* [Work task]
I need every line that includes the word "Adjacency" copied from the material.

* [Entries provided]
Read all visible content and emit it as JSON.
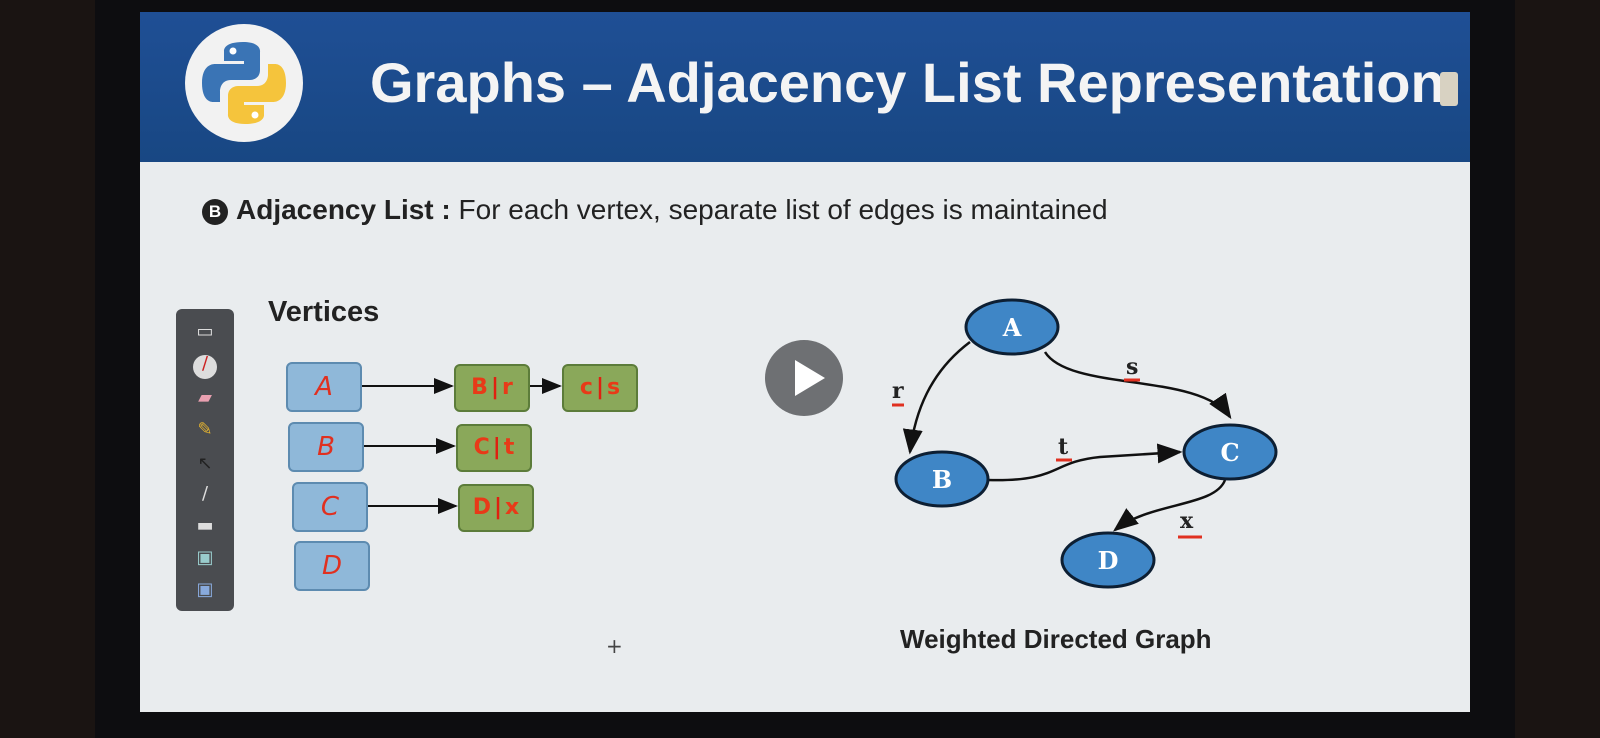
{
  "header": {
    "title": "Graphs – Adjacency List Representation",
    "logo": "python-logo"
  },
  "subtitle": {
    "badge": "B",
    "term": "Adjacency List :",
    "text": "For each vertex, separate list of edges is maintained"
  },
  "vertices": {
    "title": "Vertices",
    "items": [
      {
        "label": "A",
        "edges": [
          {
            "to": "B",
            "w": "r"
          },
          {
            "to": "c",
            "w": "s"
          }
        ]
      },
      {
        "label": "B",
        "edges": [
          {
            "to": "C",
            "w": "t"
          }
        ]
      },
      {
        "label": "C",
        "edges": [
          {
            "to": "D",
            "w": "x"
          }
        ]
      },
      {
        "label": "D",
        "edges": []
      }
    ]
  },
  "graph": {
    "caption": "Weighted Directed Graph",
    "nodes": [
      "A",
      "B",
      "C",
      "D"
    ],
    "edges": [
      {
        "from": "A",
        "to": "B",
        "w": "r"
      },
      {
        "from": "A",
        "to": "C",
        "w": "s"
      },
      {
        "from": "B",
        "to": "C",
        "w": "t"
      },
      {
        "from": "C",
        "to": "D",
        "w": "x"
      }
    ],
    "colors": {
      "node": "#3f86c6",
      "node_border": "#0d1f33",
      "weight_underline": "#e03020"
    }
  },
  "toolbar": {
    "tools": [
      "whiteboard-icon",
      "pen-icon",
      "eraser-icon",
      "highlighter-icon",
      "pointer-icon",
      "marker-icon",
      "line-icon",
      "screen-icon",
      "capture-icon"
    ]
  },
  "video": {
    "control": "play-icon"
  }
}
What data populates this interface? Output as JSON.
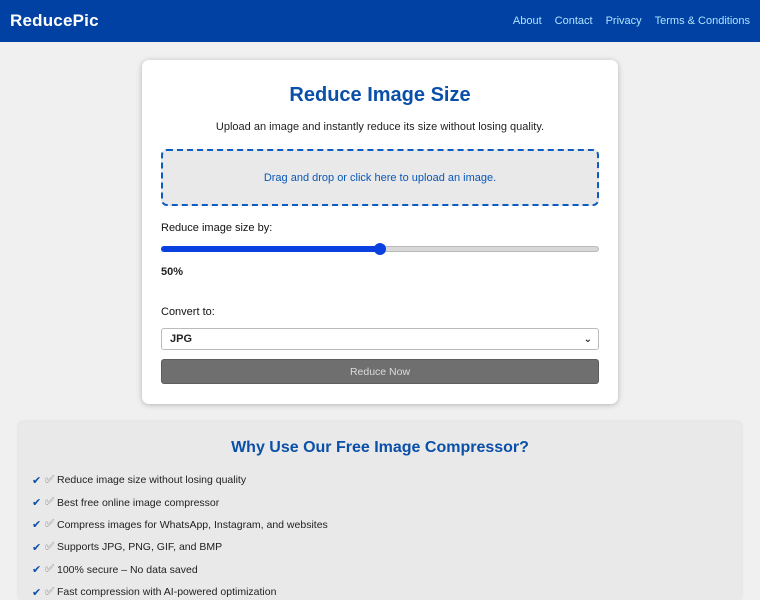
{
  "header": {
    "brand": "ReducePic",
    "nav": [
      "About",
      "Contact",
      "Privacy",
      "Terms & Conditions"
    ]
  },
  "tool": {
    "title": "Reduce Image Size",
    "subtitle": "Upload an image and instantly reduce its size without losing quality.",
    "dropzone_text": "Drag and drop or click here to upload an image.",
    "slider_label": "Reduce image size by:",
    "slider_value": 50,
    "slider_value_text": "50%",
    "convert_label": "Convert to:",
    "convert_selected": "JPG",
    "button_label": "Reduce Now"
  },
  "why": {
    "title": "Why Use Our Free Image Compressor?",
    "check_glyph": "✔",
    "secondary_glyph": "✅",
    "items": [
      "Reduce image size without losing quality",
      "Best free online image compressor",
      "Compress images for WhatsApp, Instagram, and websites",
      "Supports JPG, PNG, GIF, and BMP",
      "100% secure – No data saved",
      "Fast compression with AI-powered optimization"
    ]
  },
  "colors": {
    "header_bg": "#0041a3",
    "accent": "#0a4fa8",
    "slider": "#0a3fe0"
  }
}
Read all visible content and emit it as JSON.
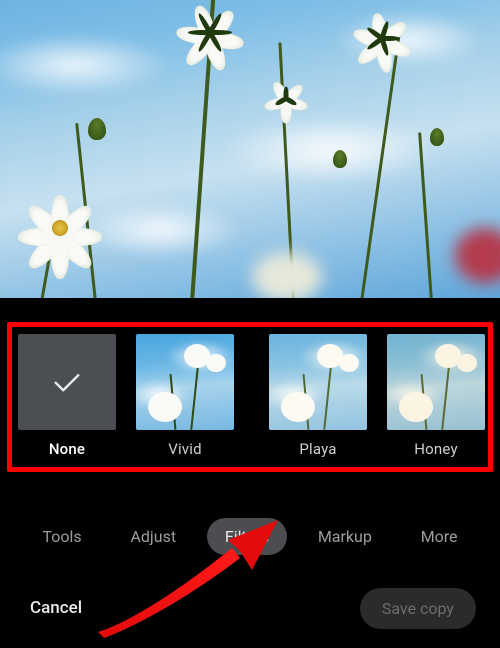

* [Written response]
    "title": "Graphs – Adjacency List Representation",
    "term": "Adjacency List :",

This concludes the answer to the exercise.